Several other CPT codes can appear in conjunction with code 99202. Some provide additional information, and some are simply modifiers or methods for better describing the severity or type of services rendered.
There are also replacement codes that a provider might use to note a different length of session or treatment services rendered.
CPT Code 99201
This is used for E/M New Patient Office Visit Lasting 10 Minutes or less. If a session were to last for 11 to 20 minutes then CPT Code 99202 should be used when submitting the claim.
CPT Code 99203
This is for E/M New Patient Office Visit Lasting up to 30 Minutes. This is one of the more common replacement codes for 99202.
CPT Code 99204
This is for E/M New Patient Office Visit Lasting between 31 to 45 Minutes. It is significantly longer than CPT code 99202 and might influence the reimbursement rate from the payer or public health institution.
CPT Code 99205
This code is for E/M New Patient Office Visit Lasting between 46 to 60 Minutes.
When to Use CPT Code 99202
For mental healthcare providers who offer E/M new patient services, the degree of decision-making will largely affect when you should use CPT code 99202. At higher levels of clinical decision-making, you might need to use a different code to note a longer or shorter session.
The American Psychiatric Association, further notes that “When billing outpatient E/M on the basis of time, psychiatrists can use the total time on the date of the service related to the patient encounter, not just the face-to-face time.”
This specifically includes the following:
- Preparing to see a new patient
- Review of test for a new patient
- Reviewing a new patient’s records
- Obtaining or reviewing a separately obtained history
- Performing a medically necessary exam and/or evaluation
- Counseling and educating the patient/family/caregiver
- Ordering medications
- Ordering tests & diagnostics that are deemed necessary for treatment
- Ordering procedures
- Referring and communicating with other healthcare professionals
- Documenting clinical information in the electronic or paper health record
- Independently interpreting results of tests/labs and communicating results to the family or caregiver
- Care coordination
Ways To Improve Your Coding Process
There are a few different ways to improve your coding practices. Though the two most effective way to improve the accurate use of CPT code 99202 is to use electronic mental health billing software or to outsource your medical billing to a third-party agency.
Use Medical Billing Software
The right software will go a long way toward helping you navigate the coding process. This will also increase the percentage of clean claims paid to your practice, which will boost your incoming revenue, as well as provide you with a more consistent revenue stream.
State-of-the-art medical billing software helps in a variety of ways. This includes the ability to do things like:
- Electronically bill primary insurance
- Electronically bill secondary insurances
- Billing providers who are considered to be out-of-network by the patient’s coverage
- Quickly check claim status
- Track client and insurance payments
- Track Insurance Authorizations
Outsourcing Medical Billing
When you outsource your claim submission process to a third-party vendor like Operant Billing Solutions, you can trust that medical billing experts are bringing years of training, and experience to ensure that all your codes are correctly entered.
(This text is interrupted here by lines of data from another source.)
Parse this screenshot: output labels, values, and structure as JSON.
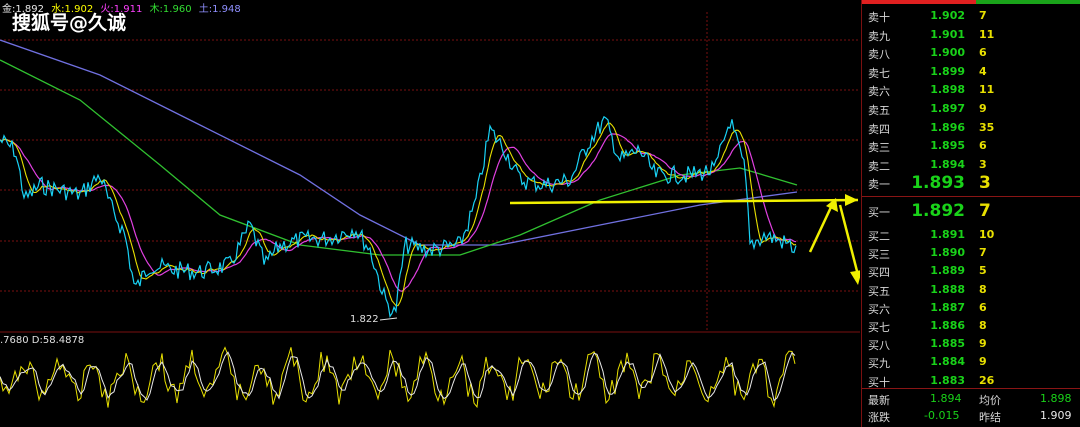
{
  "ma_legend": [
    {
      "text": "金:1.892",
      "color": "#e8e8e8"
    },
    {
      "text": "水:1.902",
      "color": "#ffff00"
    },
    {
      "text": "火:1.911",
      "color": "#ff40ff"
    },
    {
      "text": "木:1.960",
      "color": "#33dd33"
    },
    {
      "text": "土:1.948",
      "color": "#9090ff"
    }
  ],
  "watermark": "搜狐号@久诚",
  "kd_legend": ".7680  D:58.4878",
  "low_label": "1.822",
  "colors": {
    "price_line": "#19d2f5",
    "ma_yellow": "#e8e000",
    "ma_magenta": "#e040e0",
    "ma_green": "#30c030",
    "ma_blue": "#7070e0",
    "grid_red": "#7a1010",
    "annotation": "#f0f000",
    "price_green": "#19d219",
    "volume_yellow": "#e8e000"
  },
  "orderbook": {
    "sells": [
      {
        "label": "卖十",
        "price": "1.902",
        "volume": "7"
      },
      {
        "label": "卖九",
        "price": "1.901",
        "volume": "11"
      },
      {
        "label": "卖八",
        "price": "1.900",
        "volume": "6"
      },
      {
        "label": "卖七",
        "price": "1.899",
        "volume": "4"
      },
      {
        "label": "卖六",
        "price": "1.898",
        "volume": "11"
      },
      {
        "label": "卖五",
        "price": "1.897",
        "volume": "9"
      },
      {
        "label": "卖四",
        "price": "1.896",
        "volume": "35"
      },
      {
        "label": "卖三",
        "price": "1.895",
        "volume": "6"
      },
      {
        "label": "卖二",
        "price": "1.894",
        "volume": "3"
      },
      {
        "label": "卖一",
        "price": "1.893",
        "volume": "3"
      }
    ],
    "buys": [
      {
        "label": "买一",
        "price": "1.892",
        "volume": "7"
      },
      {
        "label": "买二",
        "price": "1.891",
        "volume": "10"
      },
      {
        "label": "买三",
        "price": "1.890",
        "volume": "7"
      },
      {
        "label": "买四",
        "price": "1.889",
        "volume": "5"
      },
      {
        "label": "买五",
        "price": "1.888",
        "volume": "8"
      },
      {
        "label": "买六",
        "price": "1.887",
        "volume": "6"
      },
      {
        "label": "买七",
        "price": "1.886",
        "volume": "8"
      },
      {
        "label": "买八",
        "price": "1.885",
        "volume": "9"
      },
      {
        "label": "买九",
        "price": "1.884",
        "volume": "9"
      },
      {
        "label": "买十",
        "price": "1.883",
        "volume": "26"
      }
    ],
    "stats": {
      "latest_label": "最新",
      "latest_value": "1.894",
      "avg_label": "均价",
      "avg_value": "1.898",
      "change_label": "涨跌",
      "change_value": "-0.015",
      "prev_label": "昨结",
      "prev_value": "1.909"
    }
  }
}
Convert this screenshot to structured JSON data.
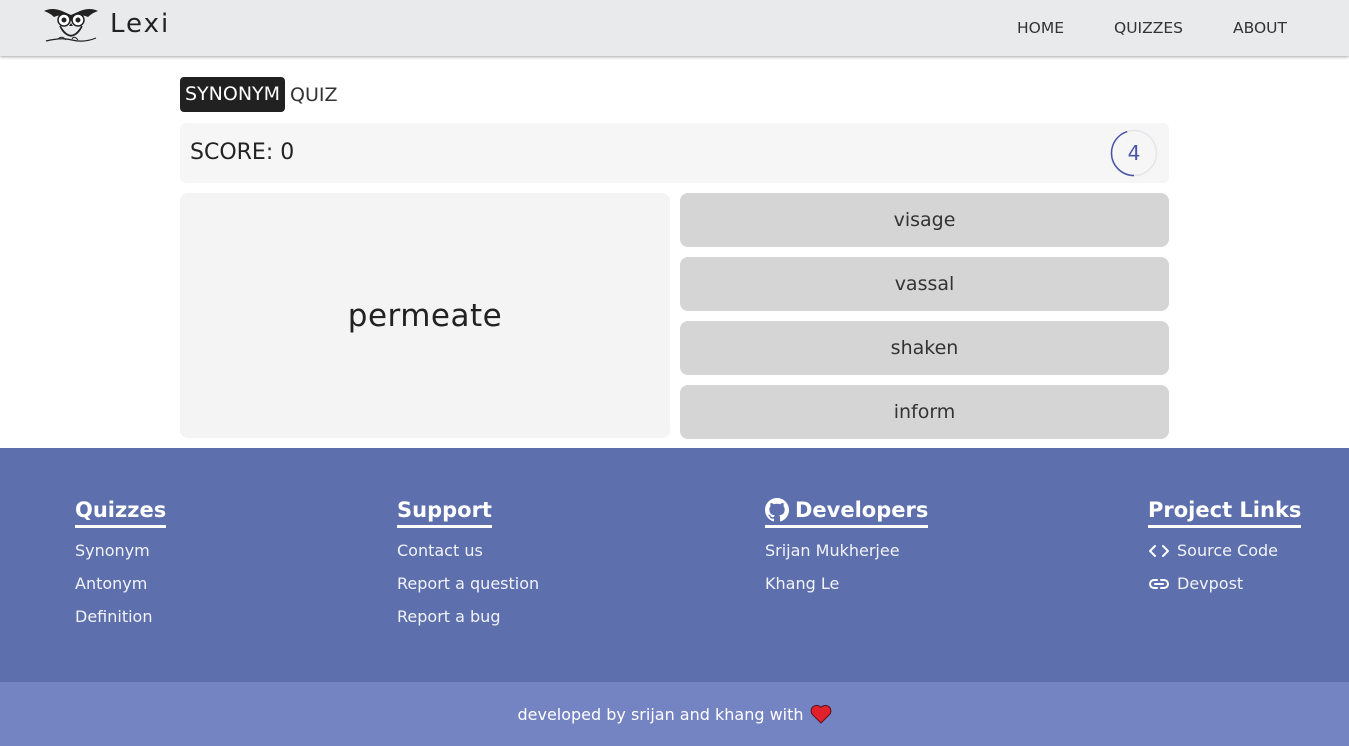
{
  "app": {
    "name": "Lexi"
  },
  "nav": {
    "items": [
      "HOME",
      "QUIZZES",
      "ABOUT"
    ]
  },
  "quiz": {
    "type_label": "SYNONYM",
    "title_suffix": "QUIZ",
    "score_label": "SCORE: 0",
    "timer_value": "4",
    "timer_remaining_fraction": 0.45,
    "prompt_word": "permeate",
    "options": [
      "visage",
      "vassal",
      "shaken",
      "inform"
    ]
  },
  "footer": {
    "columns": [
      {
        "heading": "Quizzes",
        "links": [
          "Synonym",
          "Antonym",
          "Definition"
        ]
      },
      {
        "heading": "Support",
        "links": [
          "Contact us",
          "Report a question",
          "Report a bug"
        ]
      },
      {
        "heading": "Developers",
        "icon": "github-icon",
        "links": [
          "Srijan Mukherjee",
          "Khang Le"
        ]
      },
      {
        "heading": "Project Links",
        "links": [
          "Source Code",
          "Devpost"
        ],
        "link_icons": [
          "code-icon",
          "link-icon"
        ]
      }
    ],
    "credit": "developed by srijan and khang with"
  },
  "colors": {
    "navbar_bg": "#e9eaec",
    "footer_bg": "#5d6fac",
    "bottom_bar_bg": "#7483c2",
    "option_bg": "#d5d5d6",
    "accent": "#4a55a6",
    "heart": "#e0202a"
  }
}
This dramatically boosts the number of clean claims your practice produces, giving you a more consistent revenue stream.
Best of all, it reduces the time you or your administrative staff need to spend dealing with claim submissions. It also drastically reduces the kind of claim denials, rejections, and requests for resubmission that can trigger an audit from a payer or public health institution.